Overall, the local music scene has been good to me. It has made me many, many good life-time friends and it even helped me to meet my wife (happy birthday Carla!) but now is the time for the music scene and I to go our separate ways. I am now 27 and no longer feel qualified age-wise to write a column predominantly read by people 14-25. A lot of the new bands arriving in Tamworth have an alien sound to me because I hate practically all current music and ignore most of it. I am an old punk rocker stuck in a 1977/8 timewarp and as a result it is best for me to bow out gracefully now rather than become the Rolling Stones of the MUSICBOX columns!
I will still edit this page for the new-man (Sean Atkins) and I will still contribute reviews and views at times but to all intents and purposes, Sean Atkins is the all new MUSICBOX boss. Write to him, phone him and make his work as hard for you s I think I have.

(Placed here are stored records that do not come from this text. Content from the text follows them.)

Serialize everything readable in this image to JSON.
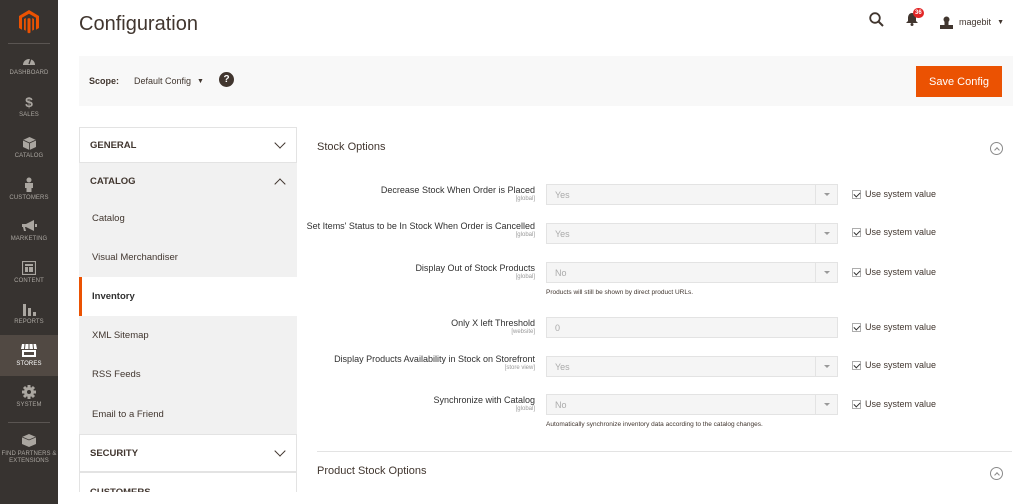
{
  "menu": {
    "items": [
      {
        "label": "Dashboard",
        "icon": "dashboard-icon",
        "active": false
      },
      {
        "label": "Sales",
        "icon": "dollar-icon",
        "active": false
      },
      {
        "label": "Catalog",
        "icon": "box-icon",
        "active": false
      },
      {
        "label": "Customers",
        "icon": "person-icon",
        "active": false
      },
      {
        "label": "Marketing",
        "icon": "megaphone-icon",
        "active": false
      },
      {
        "label": "Content",
        "icon": "layout-icon",
        "active": false
      },
      {
        "label": "Reports",
        "icon": "bar-chart-icon",
        "active": false
      },
      {
        "label": "Stores",
        "icon": "store-icon",
        "active": true
      },
      {
        "label": "System",
        "icon": "gear-icon",
        "active": false
      }
    ],
    "partners_label": "Find Partners & Extensions"
  },
  "header": {
    "title": "Configuration",
    "notifications_count": "36",
    "user_name": "magebit"
  },
  "scope": {
    "label": "Scope:",
    "value": "Default Config",
    "help": "?"
  },
  "actions": {
    "save_label": "Save Config"
  },
  "tabs": {
    "general": "GENERAL",
    "catalog": "CATALOG",
    "catalog_items": [
      "Catalog",
      "Visual Merchandiser",
      "Inventory",
      "XML Sitemap",
      "RSS Feeds",
      "Email to a Friend"
    ],
    "active_item": "Inventory",
    "security": "SECURITY",
    "customers": "CUSTOMERS"
  },
  "sections": {
    "stock_options": {
      "title": "Stock Options",
      "fields": [
        {
          "label": "Decrease Stock When Order is Placed",
          "scope": "[global]",
          "value": "Yes",
          "type": "select",
          "note": "",
          "use_system_value": true
        },
        {
          "label": "Set Items' Status to be In Stock When Order is Cancelled",
          "scope": "[global]",
          "value": "Yes",
          "type": "select",
          "note": "",
          "use_system_value": true
        },
        {
          "label": "Display Out of Stock Products",
          "scope": "[global]",
          "value": "No",
          "type": "select",
          "note": "Products will still be shown by direct product URLs.",
          "use_system_value": true
        },
        {
          "label": "Only X left Threshold",
          "scope": "[website]",
          "value": "0",
          "type": "text",
          "note": "",
          "use_system_value": true
        },
        {
          "label": "Display Products Availability in Stock on Storefront",
          "scope": "[store view]",
          "value": "Yes",
          "type": "select",
          "note": "",
          "use_system_value": true
        },
        {
          "label": "Synchronize with Catalog",
          "scope": "[global]",
          "value": "No",
          "type": "select",
          "note": "Automatically synchronize inventory data according to the catalog changes.",
          "use_system_value": true
        }
      ],
      "use_system_label": "Use system value"
    },
    "product_stock_options": {
      "title": "Product Stock Options"
    }
  }
}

Concluding this article is a strangely emotional business. I have loved doing this column, but feel now that the increasingly demanding role I have as Sports Editor of the Herald means it is time to say a reluctant ta-ta. I know for a fact that many people have disagreed violently with things I have written over the years but I hope that even my critics will be able to say that my heart was always in the right place and I never let my personal feelings about a band stop me bulling up their concerts to try and keep interest at a premium.
To all my very loyal readers, I say a fond farewell. It’s over to you now Sean, enjoy it.
Goodbye. And thanks.
MUSICBOX Editor – 1983-1990